If there’s one thing that society should be tired of, it’s lawmakers “giving their prayers” when people die because of the end of a barrel. Gun control has been an issue in the United States for decades, but no one wants to do anything about it because lawmakers feel like it’s never the right time to talk about what’s going on.

So here I am, asking. When is the right time? When are we allowed to say enough is enough?

On February 14th, 2018, Nikolas Cruz, a former student at Marjory Stoneman Douglas High School in Parkland, Florida, murdered 17 people.

He used a .223 gun that he bought legally at a gun store.

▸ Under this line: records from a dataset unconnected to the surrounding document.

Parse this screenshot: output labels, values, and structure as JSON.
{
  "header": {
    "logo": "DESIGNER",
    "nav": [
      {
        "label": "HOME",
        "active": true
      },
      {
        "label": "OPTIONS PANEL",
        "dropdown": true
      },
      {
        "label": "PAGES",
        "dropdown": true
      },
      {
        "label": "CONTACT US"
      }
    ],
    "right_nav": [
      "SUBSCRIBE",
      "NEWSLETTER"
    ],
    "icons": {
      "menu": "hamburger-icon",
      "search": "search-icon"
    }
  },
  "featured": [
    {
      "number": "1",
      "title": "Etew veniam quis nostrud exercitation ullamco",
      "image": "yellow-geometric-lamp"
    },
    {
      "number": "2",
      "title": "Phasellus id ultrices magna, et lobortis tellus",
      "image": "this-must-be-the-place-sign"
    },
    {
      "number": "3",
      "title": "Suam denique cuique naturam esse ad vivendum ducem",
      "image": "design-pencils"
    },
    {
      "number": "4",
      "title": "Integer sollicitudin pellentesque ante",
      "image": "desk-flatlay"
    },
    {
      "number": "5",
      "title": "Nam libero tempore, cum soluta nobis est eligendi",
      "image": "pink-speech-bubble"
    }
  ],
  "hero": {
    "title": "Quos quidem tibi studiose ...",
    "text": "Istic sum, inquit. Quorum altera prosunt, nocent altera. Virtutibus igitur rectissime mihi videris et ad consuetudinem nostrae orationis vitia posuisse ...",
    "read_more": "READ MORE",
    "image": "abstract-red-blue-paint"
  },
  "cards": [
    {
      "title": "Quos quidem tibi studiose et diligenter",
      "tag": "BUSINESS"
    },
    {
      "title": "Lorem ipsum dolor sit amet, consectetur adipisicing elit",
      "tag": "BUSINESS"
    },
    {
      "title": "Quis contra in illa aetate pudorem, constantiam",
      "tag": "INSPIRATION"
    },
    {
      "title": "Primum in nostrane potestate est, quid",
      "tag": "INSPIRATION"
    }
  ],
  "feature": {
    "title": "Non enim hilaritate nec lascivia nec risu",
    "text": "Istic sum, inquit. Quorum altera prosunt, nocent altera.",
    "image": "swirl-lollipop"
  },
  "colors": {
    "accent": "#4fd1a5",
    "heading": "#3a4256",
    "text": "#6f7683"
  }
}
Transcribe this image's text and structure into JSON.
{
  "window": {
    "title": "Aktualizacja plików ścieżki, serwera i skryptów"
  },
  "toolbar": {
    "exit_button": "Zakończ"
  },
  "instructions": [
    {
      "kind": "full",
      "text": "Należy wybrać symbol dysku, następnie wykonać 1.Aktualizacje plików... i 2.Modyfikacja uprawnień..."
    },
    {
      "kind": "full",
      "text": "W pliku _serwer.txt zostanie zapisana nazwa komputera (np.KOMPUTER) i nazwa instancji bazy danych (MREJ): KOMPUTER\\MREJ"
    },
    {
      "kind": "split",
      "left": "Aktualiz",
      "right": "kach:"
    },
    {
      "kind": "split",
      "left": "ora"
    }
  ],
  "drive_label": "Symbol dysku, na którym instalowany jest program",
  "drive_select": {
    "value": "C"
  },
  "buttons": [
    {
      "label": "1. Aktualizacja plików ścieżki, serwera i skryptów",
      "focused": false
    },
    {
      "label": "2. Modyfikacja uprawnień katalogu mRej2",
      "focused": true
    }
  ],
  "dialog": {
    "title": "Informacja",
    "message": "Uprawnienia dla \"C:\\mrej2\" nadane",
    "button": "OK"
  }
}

Students reported that he consistently made jokes about shooting up the school. NBC reports that other students said that he “threw jokes around that he would be the one to shoot up the school.” Cruz was also known to post pictures on Instagram of things that he shot. 

                      Nikolas Cruz poses in a picture posted to his Instagram account which was verified by the Miami Herald. (Source: NBC

Cruz also posted a warning on Youtube in 2017. There was a comment on a video by someone with the username “nikolas cruz” that said, “I’m going to be a professional school shooter.”

Investigators reviewing Cruz’s social media reported that his postings are “very disturbing.”

Cruz is due in court on Thursday, February 15th, 2018.

But is that enough? Is it enough for Cruz to die at the hands of an electric chair or spend the rest of his life behind bars? 17 people lost their chance to live because a madman owned a gun. 

The top 5 deadliest shootings in the United States happened within the last decade.

November 5, 2017. David Patrick Kelly opens fire on a church in Sutherland Springs Texas, killing 25 people, an unborn child, and wounding 20 others.

October 1st, 2017. In Las Vegas, 10 minutes away from the university I’m writing this sentence in, 64-year-old Stephen Paddock fired multiple automatic weapons at a concert of 22,000 people. 58 people were murdered and 500 were injured. For 15 minutes, he continuously fired on innocent people and then killed himself in his hotel room before authorities could detain him. (For more about the shooting and how it impacted my community, click on my article here. 

June 12, 2016. In Orlando, Florida, Omar Saddiqui Mateen, 29, opened fire inside Pulse, a gay nightclub. 49 people were killed and 50 were injured. He was killed by law enforcement when they were trying to get out hostages that he was holding.

December 14, 2012. Adam Lanza, 20, murders 20 children, 6 adults, and school staff members before killing himself as well. Police later found that one of the individuals that he killed was his mother, Nancy Lanza.

April 16, 2007. 23-year-old Seung-Hui Cho murders 32 people and injured an undetermined number of others on the Virginia Tech campus in Blacksburg, Virginia. He then kills himself.

When it the right time to talk about gun control? When is it the right time to change the laws so that we can be safer?

Lawmakers (and society alike) on both sides need to find the equilibrium to keep Americans safe and stop this from happening. Having a gunman killing dozens of people on a weekly basis shouldn’t be anyone’s norm.

Americans need to stop being fixated on using their guns to stay safe. No 19 year old should be able to legally obtain a gun. No madman should be able to have a full artillery that gives him the opportunity to hurt hundreds of crows goers. No high schooler should have to go to school and come home knowing 17 of their friends and teachers died.

Kyra, a student that suffered through the tragedy, responds to Tomi Lahren about why we need to speak up about gun control.

This CNN article shows children being taught what to do if they’re ever in a situation where they’re faced with a madman. It is heartbreaking that we have to teach these things to our children in the first place. This should not be the norm.

It’s time to stop praying.

It’s time to talk about shootings.

It’s time to talk about all the tragedy that’s occurring.

The time is now.

Extra Sources (not previously linked): x x x